on September 29, 2013
at 05:26 PM
Doctors seem to mostly rely on the guidelines of The AMA or whatever medical group or organizations they are affiliated with. Stepping outside those bounds requires a risk taker who isn't afraid of getting sued or being dinged financially for not sticking to procedures. Going to be hard to find those doctors in conventional medical world. No doctor ever had a real discussion with me regarding weight other than an off the cuff "you should lose some weight" type of comment. I don't blame them as it is mostly on me and had I asked for guidance they might have helped. I really didn't need anybody to tell me how to lose weight, I find it rather simple, the trick was keeping it off. Paleo has been the easiest and most natural method for me to lose and maintain the loss.
on September 29, 2013
at 05:25 PM
Not having listened to the episode you mention, it sounds like Peter Attia's TED talk or at least some of the comments/attitudes he initially had when dealing with obese/diabetic patients.
I think the problem doctors have with treating obesity is that the solution is not surgical or pharmaceutical in nature. It's educational, and many doctors often neglect that aspect of their practice. Doctors read the standard line: 'eat less, move more', but don't have advice beyond that. It's all rather nebulous advice that leaves patients not knowing what really to do. It's terribly generic as well, idiotic doctors telling every overweight woman to 'just eat 1200 calories per day', when 1200 calories per day is well under BMR and probably impossible to attain adequate nutrition on when consuming a processed food diet.
Doctors need to collectively grow a pair and take a hardline with their patients. No coddling. If you're over-fat, you're abusing your body as bad as, if not more than, a drug addict does. A nutrient dense diet with moderate activity levels is, as best, simply not abusing your body, that's the bar doctors need to set as a minimum.
on September 28, 2013
at 04:15 PM
dont think doctors are equipped to treat obesity, its not a disease its a lifestyle 'disorder'/issue/problem.i imagine the only way doctors can treat obesity is cutting it out or giving you some kind of 'diet' drug or digestive surgery.
this issue is going to need to be addressed at the cultural level. imo the best thing a doctor can do is try to get the patient back to reality by giving them perspective/information.
i side more with the bias against the morbidly obese, unless you have a serious serious medical condition i cant imagine any reason why someone would let themselves get to that kind of weight. imo we shouldnt be equipping hospitals to deal with people the weight of livestock, i have almost no sympathy for extremely overweight individuals.
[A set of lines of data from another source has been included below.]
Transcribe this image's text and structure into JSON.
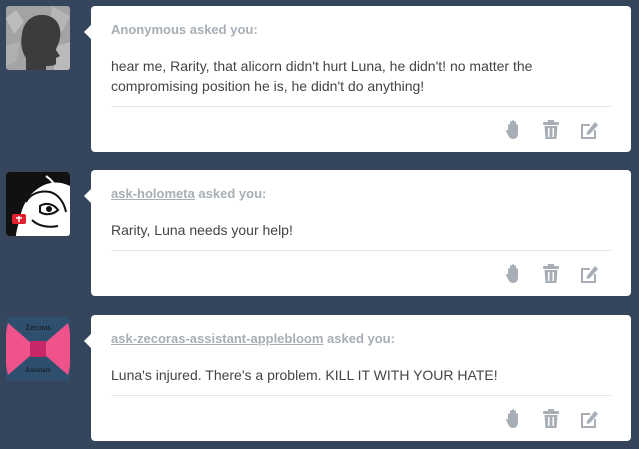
{
  "colors": {
    "background": "#35465c",
    "card": "#ffffff",
    "header_text": "#a7aeb6",
    "question_text": "#444444",
    "icon": "#a7aeb6"
  },
  "asks": [
    {
      "asker": "Anonymous",
      "asked_suffix": " asked you:",
      "question": "hear me, Rarity, that alicorn didn't hurt Luna, he didn't! no matter the compromising position he is, he didn't do anything!",
      "avatar": "anonymous-silhouette-avatar",
      "actions": [
        "block-icon",
        "delete-icon",
        "edit-icon"
      ]
    },
    {
      "asker": "ask-holometa",
      "asked_suffix": " asked you:",
      "question": "Rarity, Luna needs your help!",
      "avatar": "holometa-avatar",
      "actions": [
        "block-icon",
        "delete-icon",
        "edit-icon"
      ]
    },
    {
      "asker": "ask-zecoras-assistant-applebloom",
      "asked_suffix": " asked you:",
      "question": "Luna's injured. There's a problem. KILL IT WITH YOUR HATE!",
      "avatar": "zecoras-assistant-bow-avatar",
      "avatar_text_top": "Zecoras",
      "avatar_text_bottom": "Assistant",
      "actions": [
        "block-icon",
        "delete-icon",
        "edit-icon"
      ]
    }
  ]
}
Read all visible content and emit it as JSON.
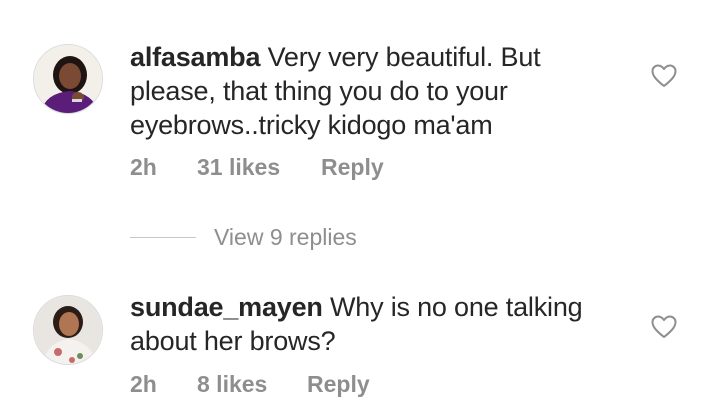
{
  "comments": [
    {
      "username": "alfasamba",
      "text": "Very very beautiful. But please, that thing you do to your eyebrows..tricky kidogo ma'am",
      "time": "2h",
      "likes": "31 likes",
      "reply_label": "Reply",
      "icons": {
        "like": "heart-outline-icon"
      }
    },
    {
      "username": "sundae_mayen",
      "text": "Why is no one talking about her brows?",
      "time": "2h",
      "likes": "8 likes",
      "reply_label": "Reply",
      "icons": {
        "like": "heart-outline-icon"
      }
    }
  ],
  "view_replies_label": "View 9 replies",
  "colors": {
    "text": "#262626",
    "muted": "#8e8e8e",
    "divider": "#c7c7c7"
  }
}
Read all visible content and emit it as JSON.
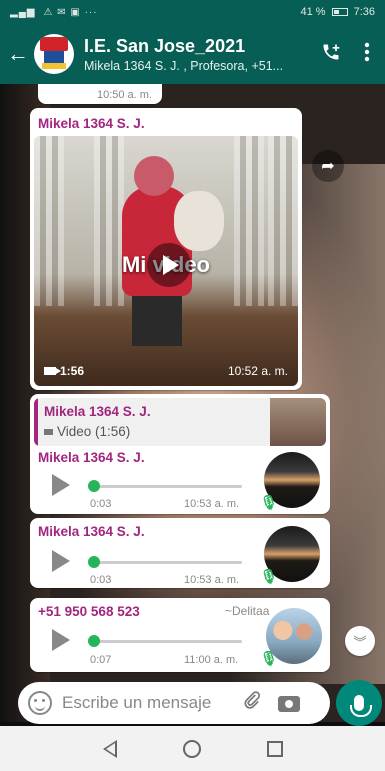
{
  "status_bar": {
    "battery_text": "41 %",
    "clock": "7:36",
    "battery_level": 0.41
  },
  "header": {
    "title": "I.E. San Jose_2021",
    "subtitle": "Mikela 1364 S. J. , Profesora, +51...",
    "back_icon": "arrow-left-icon",
    "call_icon": "add-call-icon",
    "menu_icon": "more-vert-icon"
  },
  "messages": {
    "partial": {
      "time": "10:50 a. m."
    },
    "video": {
      "sender": "Mikela 1364 S. J.",
      "caption": "Mi video",
      "duration": "1:56",
      "time": "10:52 a. m."
    },
    "reply": {
      "quoted_sender": "Mikela 1364 S. J.",
      "quoted_text": "Video (1:56)",
      "sender": "Mikela 1364 S. J.",
      "duration": "0:03",
      "time": "10:53 a. m.",
      "progress": 0.0
    },
    "voice2": {
      "sender": "Mikela 1364 S. J.",
      "duration": "0:03",
      "time": "10:53 a. m.",
      "progress": 0.0
    },
    "voice3": {
      "sender": "+51 950 568 523",
      "pushname": "~Delitaa",
      "duration": "0:07",
      "time": "11:00 a. m.",
      "progress": 0.0
    }
  },
  "composer": {
    "placeholder": "Escribe un mensaje"
  },
  "colors": {
    "header": "#075e54",
    "sender": "#a2257e",
    "accent": "#25b45a",
    "mic": "#00897b"
  }
}
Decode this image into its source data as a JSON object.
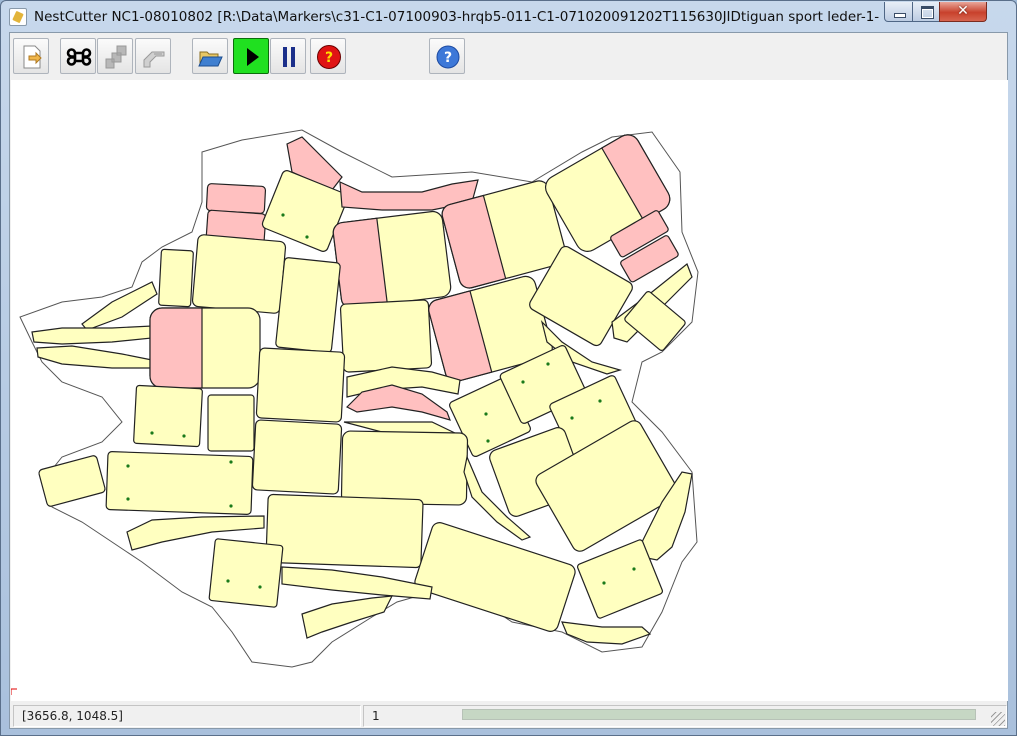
{
  "window": {
    "title": "NestCutter NC1-08010802 [R:\\Data\\Markers\\c31-C1-07100903-hrqb5-011-C1-071020091202T115630JIDtiguan sport leder-1-1..."
  },
  "toolbar": {
    "buttons": [
      {
        "name": "new-file",
        "icon": "document-arrow-icon"
      },
      {
        "name": "command",
        "icon": "command-key-icon"
      },
      {
        "name": "pieces",
        "icon": "pieces-icon"
      },
      {
        "name": "cutter",
        "icon": "cutter-icon"
      },
      {
        "name": "open-folder",
        "icon": "folder-open-icon"
      },
      {
        "name": "start",
        "icon": "play-icon"
      },
      {
        "name": "pause",
        "icon": "pause-icon"
      },
      {
        "name": "stop-help",
        "icon": "question-red-icon"
      },
      {
        "name": "help",
        "icon": "question-blue-icon"
      }
    ]
  },
  "colors": {
    "piece_fill": "#ffffc0",
    "piece_marked": "#ffc0c0",
    "outline": "#555555",
    "play_bg": "#20e020"
  },
  "status": {
    "coordinates": "[3656.8, 1048.5]",
    "count": "1",
    "progress_fraction": 1.0
  }
}
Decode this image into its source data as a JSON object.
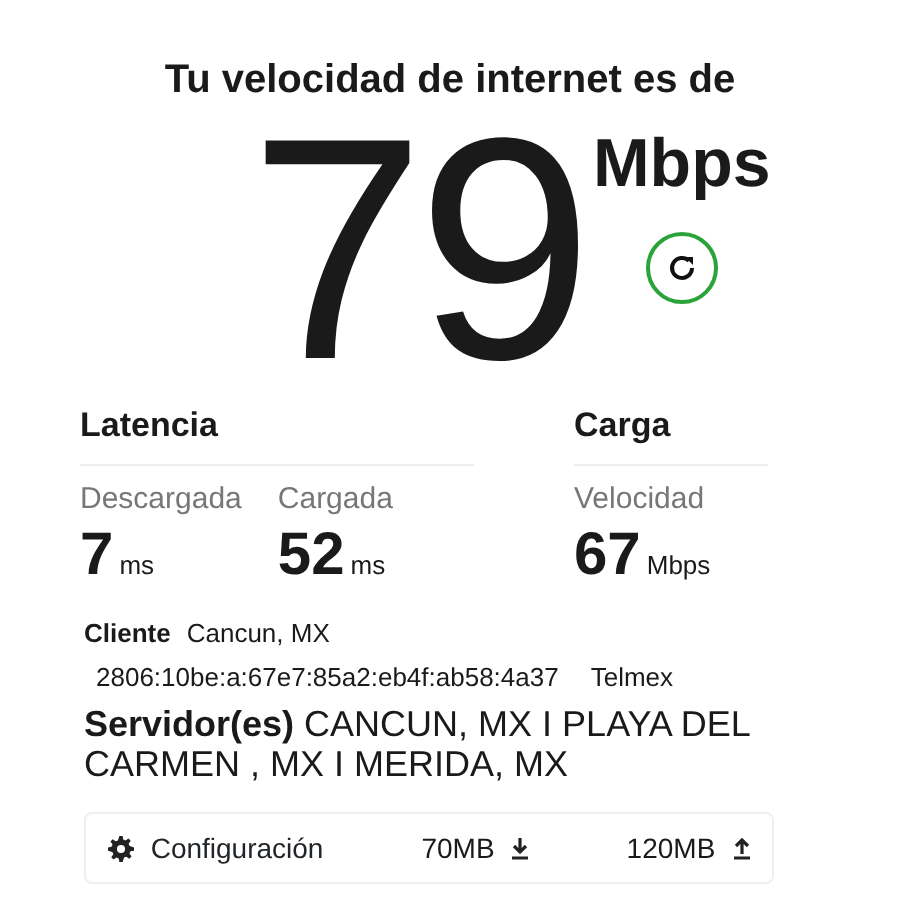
{
  "title": "Tu velocidad de internet es de",
  "speed": {
    "value": "79",
    "unit": "Mbps"
  },
  "sections": [
    {
      "heading": "Latencia",
      "metrics": [
        {
          "label": "Descargada",
          "value": "7",
          "unit": "ms"
        },
        {
          "label": "Cargada",
          "value": "52",
          "unit": "ms"
        }
      ]
    },
    {
      "heading": "Carga",
      "metrics": [
        {
          "label": "Velocidad",
          "value": "67",
          "unit": "Mbps"
        }
      ]
    }
  ],
  "client": {
    "label": "Cliente",
    "location": "Cancun, MX",
    "ip": "2806:10be:a:67e7:85a2:eb4f:ab58:4a37",
    "isp": "Telmex"
  },
  "servers": "**Servidor(es)** CANCUN, MX  I  PLAYA DEL CARMEN , MX  I  MERIDA, MX",
  "footer": {
    "settings": "Configuración",
    "download": "70MB",
    "upload": "120MB"
  }
}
tl: DR- treating obesity should be done in the psychiatrists office. anyone whos that obese surely has serious physical or mental issues. (protect the doctors!)